Rushing yards surrendered to each opponent in 2021:
Louisville: 155 yards
Austin Peay: 150 yards
Tulane: 139 yards
Alabama: 210 yards
Arkansas: 350 yards
Tennessee: 222 yards
LSU: 78 yards
Auburn: 157 yards
Liberty: 284 yards
Texas A&M: 141 yards
Vanderbilt: 215 yards
Mississippi State: 84 yards
Baylor (bowl game): 280 yards
4. Work to be done in the red zone
Ole Miss didn’t have an issue with putting up points — the Rebs averaged 33.7 points per game, which is nothing to scoff at. The offense had plenty of success in Jeff Lebby’s score-from-far system, with an NFL-caliber quarterback to pull it all together.
But scoring in the red zone was not a strength, despite the fact that the offense made it there 69 times.
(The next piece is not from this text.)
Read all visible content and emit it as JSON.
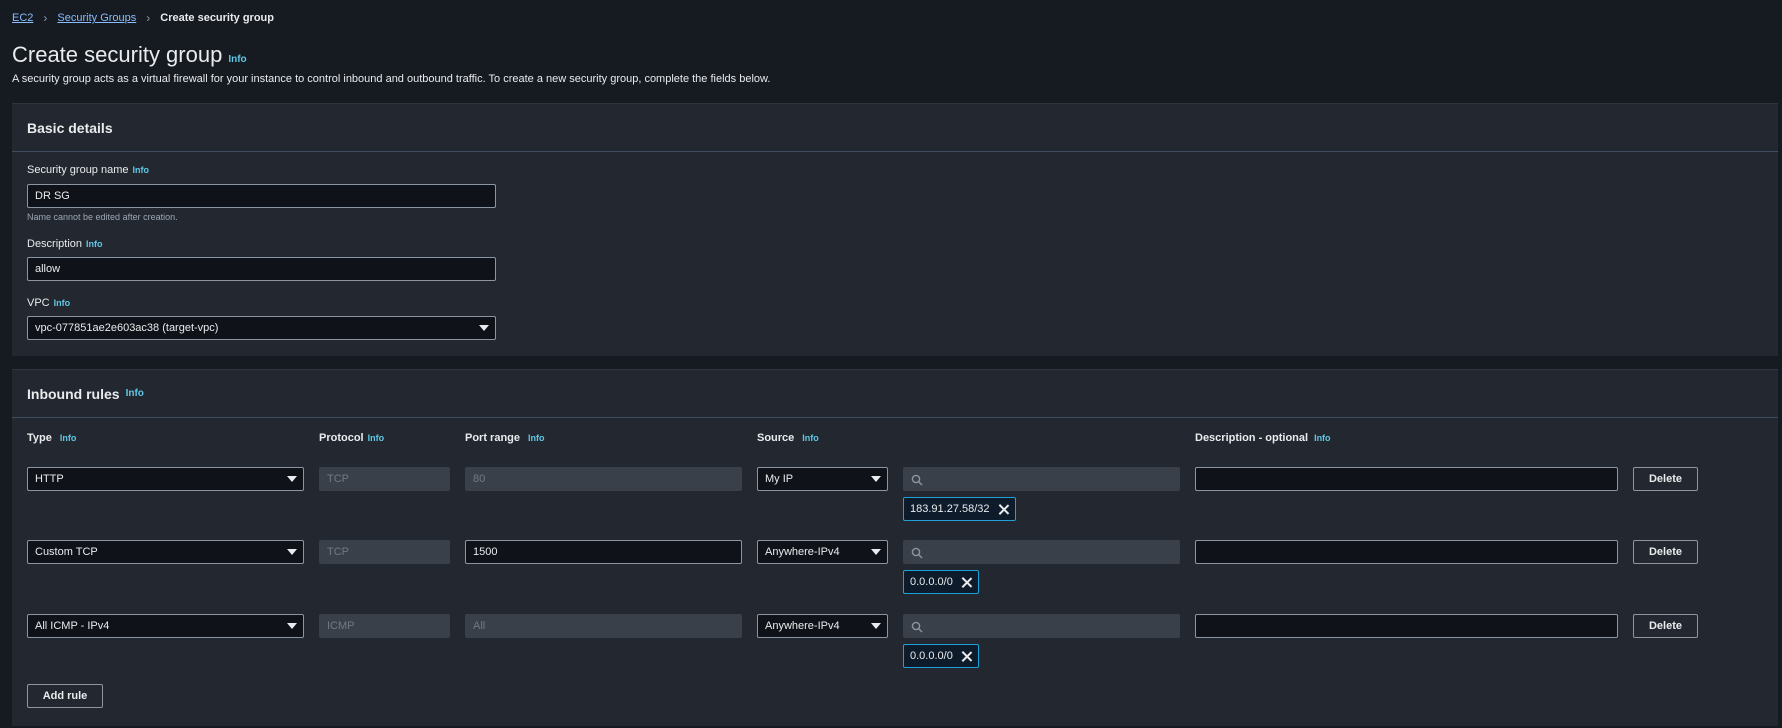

The offense posted a 75.81 percent success rate that put it at 104th in the nation in the category. Over the past 3 years, it has had a 71.43 percent success rate. The Rebels have shown they have no issue getting within scoring range, but they will need to do better in finishing the job.
How effective quarterback Jaxson Dart or Luke Altmyer is here will have bearing on what the Rebels look like in this statistic by season’s end. This continues to be an ongoing competition in which both players have flashed but have shown need for development as passers.
5. Third-down conversion rate
The Rebels had some trouble converting on 3rd down, with a dismal 38.2 percent success rate in 2021. That number put Ole Miss at No. 74 in the nation, obviously behind several of the nation’s top programs and just ahead of conference competition, with LSU sitting at No. 75 with a 38.07 percent success rate.
Over the past 3 years, converting on 3rd down has been a continued statistical problem, with the Rebels posting a 37.5 percent success rate there. Their 4th-down success rate, however has been much better, converting 63 percent of the time in 2021.
There are some question marks surrounding how things could look offensively player-wise with who will be where and who will be at the top of the depth chart in different places. But there is no question this team needs to get better at breaking past the marker in 3rd-down situations.